*** Opening of Data provided ***
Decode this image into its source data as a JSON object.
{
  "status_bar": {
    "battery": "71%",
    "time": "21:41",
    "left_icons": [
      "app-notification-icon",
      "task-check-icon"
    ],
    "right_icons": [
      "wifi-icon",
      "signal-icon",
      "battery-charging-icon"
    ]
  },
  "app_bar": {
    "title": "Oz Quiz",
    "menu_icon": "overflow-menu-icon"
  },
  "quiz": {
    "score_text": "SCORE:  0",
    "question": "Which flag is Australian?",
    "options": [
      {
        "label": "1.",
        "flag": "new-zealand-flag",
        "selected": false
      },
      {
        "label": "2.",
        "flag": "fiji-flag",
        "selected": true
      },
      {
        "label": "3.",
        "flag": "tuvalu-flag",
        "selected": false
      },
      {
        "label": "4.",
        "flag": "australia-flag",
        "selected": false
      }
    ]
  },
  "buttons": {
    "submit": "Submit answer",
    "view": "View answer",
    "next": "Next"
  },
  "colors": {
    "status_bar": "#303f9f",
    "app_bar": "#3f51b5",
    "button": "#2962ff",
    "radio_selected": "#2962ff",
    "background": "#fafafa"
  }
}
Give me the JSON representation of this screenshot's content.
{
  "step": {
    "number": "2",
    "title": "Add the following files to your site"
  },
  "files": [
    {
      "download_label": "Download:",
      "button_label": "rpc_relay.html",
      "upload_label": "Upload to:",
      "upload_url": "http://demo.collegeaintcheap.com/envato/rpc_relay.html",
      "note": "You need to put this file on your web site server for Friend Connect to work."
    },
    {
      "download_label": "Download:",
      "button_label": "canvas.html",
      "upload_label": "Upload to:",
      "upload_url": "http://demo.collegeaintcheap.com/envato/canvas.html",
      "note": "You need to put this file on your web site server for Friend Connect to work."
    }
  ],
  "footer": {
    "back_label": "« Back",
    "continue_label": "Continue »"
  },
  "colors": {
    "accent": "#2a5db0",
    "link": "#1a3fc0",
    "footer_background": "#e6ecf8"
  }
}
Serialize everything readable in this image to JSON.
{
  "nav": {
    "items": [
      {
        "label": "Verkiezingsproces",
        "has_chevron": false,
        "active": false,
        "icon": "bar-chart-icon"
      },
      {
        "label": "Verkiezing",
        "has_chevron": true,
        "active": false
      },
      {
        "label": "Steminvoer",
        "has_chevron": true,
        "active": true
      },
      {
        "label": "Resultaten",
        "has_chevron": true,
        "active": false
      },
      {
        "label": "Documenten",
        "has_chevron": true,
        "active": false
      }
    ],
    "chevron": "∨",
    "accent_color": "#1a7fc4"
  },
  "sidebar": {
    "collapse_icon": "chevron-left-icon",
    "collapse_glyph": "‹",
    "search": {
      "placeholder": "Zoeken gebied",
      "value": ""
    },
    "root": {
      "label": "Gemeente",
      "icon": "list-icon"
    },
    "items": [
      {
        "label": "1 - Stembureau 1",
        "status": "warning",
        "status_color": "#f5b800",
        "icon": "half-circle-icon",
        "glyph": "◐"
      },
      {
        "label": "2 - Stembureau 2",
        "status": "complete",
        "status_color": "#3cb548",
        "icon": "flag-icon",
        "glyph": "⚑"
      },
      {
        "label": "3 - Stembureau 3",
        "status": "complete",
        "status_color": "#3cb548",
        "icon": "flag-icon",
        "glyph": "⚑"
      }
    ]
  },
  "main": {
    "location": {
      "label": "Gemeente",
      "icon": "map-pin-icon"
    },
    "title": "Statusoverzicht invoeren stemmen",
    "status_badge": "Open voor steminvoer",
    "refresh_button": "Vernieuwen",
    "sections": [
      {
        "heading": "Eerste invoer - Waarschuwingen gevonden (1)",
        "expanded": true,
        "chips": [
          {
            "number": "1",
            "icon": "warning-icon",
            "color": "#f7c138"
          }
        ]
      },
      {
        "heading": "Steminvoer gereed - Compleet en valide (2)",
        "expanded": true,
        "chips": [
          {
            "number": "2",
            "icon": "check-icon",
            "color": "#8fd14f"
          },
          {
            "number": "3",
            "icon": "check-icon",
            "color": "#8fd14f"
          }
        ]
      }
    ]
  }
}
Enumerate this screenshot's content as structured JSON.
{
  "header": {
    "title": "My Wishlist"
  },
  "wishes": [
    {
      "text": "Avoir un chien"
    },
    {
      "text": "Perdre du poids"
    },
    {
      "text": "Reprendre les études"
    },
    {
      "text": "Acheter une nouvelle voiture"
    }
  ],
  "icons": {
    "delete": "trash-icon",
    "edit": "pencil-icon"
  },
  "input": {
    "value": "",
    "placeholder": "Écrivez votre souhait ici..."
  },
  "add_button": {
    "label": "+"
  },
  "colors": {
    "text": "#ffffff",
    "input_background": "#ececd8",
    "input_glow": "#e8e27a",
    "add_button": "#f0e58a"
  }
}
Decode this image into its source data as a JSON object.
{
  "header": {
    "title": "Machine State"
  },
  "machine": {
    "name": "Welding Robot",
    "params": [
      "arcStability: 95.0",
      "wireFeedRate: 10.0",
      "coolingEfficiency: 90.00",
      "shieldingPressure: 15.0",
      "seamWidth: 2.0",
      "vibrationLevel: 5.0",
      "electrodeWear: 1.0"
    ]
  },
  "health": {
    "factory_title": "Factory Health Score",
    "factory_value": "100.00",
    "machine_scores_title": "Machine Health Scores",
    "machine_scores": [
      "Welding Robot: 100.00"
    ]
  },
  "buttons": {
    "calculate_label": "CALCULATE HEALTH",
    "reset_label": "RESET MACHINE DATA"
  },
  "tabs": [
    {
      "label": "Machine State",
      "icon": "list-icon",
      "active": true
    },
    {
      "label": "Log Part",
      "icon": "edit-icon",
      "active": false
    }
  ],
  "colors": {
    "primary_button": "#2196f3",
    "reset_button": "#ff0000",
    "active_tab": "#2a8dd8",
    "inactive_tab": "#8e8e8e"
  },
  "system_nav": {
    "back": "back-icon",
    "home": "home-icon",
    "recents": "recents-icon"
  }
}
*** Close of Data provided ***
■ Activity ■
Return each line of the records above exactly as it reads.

■ Exercise response ■
Decode this image into its source data as a JSON object.
{
  "status_bar": {
    "battery": "71%",
    "time": "21:41",
    "left_icons": [
      "app-notification-icon",
      "task-check-icon"
    ],
    "right_icons": [
      "wifi-icon",
      "signal-icon",
      "battery-charging-icon"
    ]
  },
  "app_bar": {
    "title": "Oz Quiz",
    "menu_icon": "overflow-menu-icon"
  },
  "quiz": {
    "score_text": "SCORE:  0",
    "question": "Which flag is Australian?",
    "options": [
      {
        "label": "1.",
        "flag": "new-zealand-flag",
        "selected": false
      },
      {
        "label": "2.",
        "flag": "fiji-flag",
        "selected": true
      },
      {
        "label": "3.",
        "flag": "tuvalu-flag",
        "selected": false
      },
      {
        "label": "4.",
        "flag": "australia-flag",
        "selected": false
      }
    ]
  },
  "buttons": {
    "submit": "Submit answer",
    "view": "View answer",
    "next": "Next"
  },
  "colors": {
    "status_bar": "#303f9f",
    "app_bar": "#3f51b5",
    "button": "#2962ff",
    "radio_selected": "#2962ff",
    "background": "#fafafa"
  }
}
Give me the JSON representation of this screenshot's content.
{
  "step": {
    "number": "2",
    "title": "Add the following files to your site"
  },
  "files": [
    {
      "download_label": "Download:",
      "button_label": "rpc_relay.html",
      "upload_label": "Upload to:",
      "upload_url": "http://demo.collegeaintcheap.com/envato/rpc_relay.html",
      "note": "You need to put this file on your web site server for Friend Connect to work."
    },
    {
      "download_label": "Download:",
      "button_label": "canvas.html",
      "upload_label": "Upload to:",
      "upload_url": "http://demo.collegeaintcheap.com/envato/canvas.html",
      "note": "You need to put this file on your web site server for Friend Connect to work."
    }
  ],
  "footer": {
    "back_label": "« Back",
    "continue_label": "Continue »"
  },
  "colors": {
    "accent": "#2a5db0",
    "link": "#1a3fc0",
    "footer_background": "#e6ecf8"
  }
}
Serialize everything readable in this image to JSON.
{
  "nav": {
    "items": [
      {
        "label": "Verkiezingsproces",
        "has_chevron": false,
        "active": false,
        "icon": "bar-chart-icon"
      },
      {
        "label": "Verkiezing",
        "has_chevron": true,
        "active": false
      },
      {
        "label": "Steminvoer",
        "has_chevron": true,
        "active": true
      },
      {
        "label": "Resultaten",
        "has_chevron": true,
        "active": false
      },
      {
        "label": "Documenten",
        "has_chevron": true,
        "active": false
      }
    ],
    "chevron": "∨",
    "accent_color": "#1a7fc4"
  },
  "sidebar": {
    "collapse_icon": "chevron-left-icon",
    "collapse_glyph": "‹",
    "search": {
      "placeholder": "Zoeken gebied",
      "value": ""
    },
    "root": {
      "label": "Gemeente",
      "icon": "list-icon"
    },
    "items": [
      {
        "label": "1 - Stembureau 1",
        "status": "warning",
        "status_color": "#f5b800",
        "icon": "half-circle-icon",
        "glyph": "◐"
      },
      {
        "label": "2 - Stembureau 2",
        "status": "complete",
        "status_color": "#3cb548",
        "icon": "flag-icon",
        "glyph": "⚑"
      },
      {
        "label": "3 - Stembureau 3",
        "status": "complete",
        "status_color": "#3cb548",
        "icon": "flag-icon",
        "glyph": "⚑"
      }
    ]
  },
  "main": {
    "location": {
      "label": "Gemeente",
      "icon": "map-pin-icon"
    },
    "title": "Statusoverzicht invoeren stemmen",
    "status_badge": "Open voor steminvoer",
    "refresh_button": "Vernieuwen",
    "sections": [
      {
        "heading": "Eerste invoer - Waarschuwingen gevonden (1)",
        "expanded": true,
        "chips": [
          {
            "number": "1",
            "icon": "warning-icon",
            "color": "#f7c138"
          }
        ]
      },
      {
        "heading": "Steminvoer gereed - Compleet en valide (2)",
        "expanded": true,
        "chips": [
          {
            "number": "2",
            "icon": "check-icon",
            "color": "#8fd14f"
          },
          {
            "number": "3",
            "icon": "check-icon",
            "color": "#8fd14f"
          }
        ]
      }
    ]
  }
}
Enumerate this screenshot's content as structured JSON.
{
  "header": {
    "title": "My Wishlist"
  },
  "wishes": [
    {
      "text": "Avoir un chien"
    },
    {
      "text": "Perdre du poids"
    },
    {
      "text": "Reprendre les études"
    },
    {
      "text": "Acheter une nouvelle voiture"
    }
  ],
  "icons": {
    "delete": "trash-icon",
    "edit": "pencil-icon"
  },
  "input": {
    "value": "",
    "placeholder": "Écrivez votre souhait ici..."
  },
  "add_button": {
    "label": "+"
  },
  "colors": {
    "text": "#ffffff",
    "input_background": "#ececd8",
    "input_glow": "#e8e27a",
    "add_button": "#f0e58a"
  }
}
Decode this image into its source data as a JSON object.
{
  "header": {
    "title": "Machine State"
  },
  "machine": {
    "name": "Welding Robot",
    "params": [
      "arcStability: 95.0",
      "wireFeedRate: 10.0",
      "coolingEfficiency: 90.00",
      "shieldingPressure: 15.0",
      "seamWidth: 2.0",
      "vibrationLevel: 5.0",
      "electrodeWear: 1.0"
    ]
  },
  "health": {
    "factory_title": "Factory Health Score",
    "factory_value": "100.00",
    "machine_scores_title": "Machine Health Scores",
    "machine_scores": [
      "Welding Robot: 100.00"
    ]
  },
  "buttons": {
    "calculate_label": "CALCULATE HEALTH",
    "reset_label": "RESET MACHINE DATA"
  },
  "tabs": [
    {
      "label": "Machine State",
      "icon": "list-icon",
      "active": true
    },
    {
      "label": "Log Part",
      "icon": "edit-icon",
      "active": false
    }
  ],
  "colors": {
    "primary_button": "#2196f3",
    "reset_button": "#ff0000",
    "active_tab": "#2a8dd8",
    "inactive_tab": "#8e8e8e"
  },
  "system_nav": {
    "back": "back-icon",
    "home": "home-icon",
    "recents": "recents-icon"
  }
}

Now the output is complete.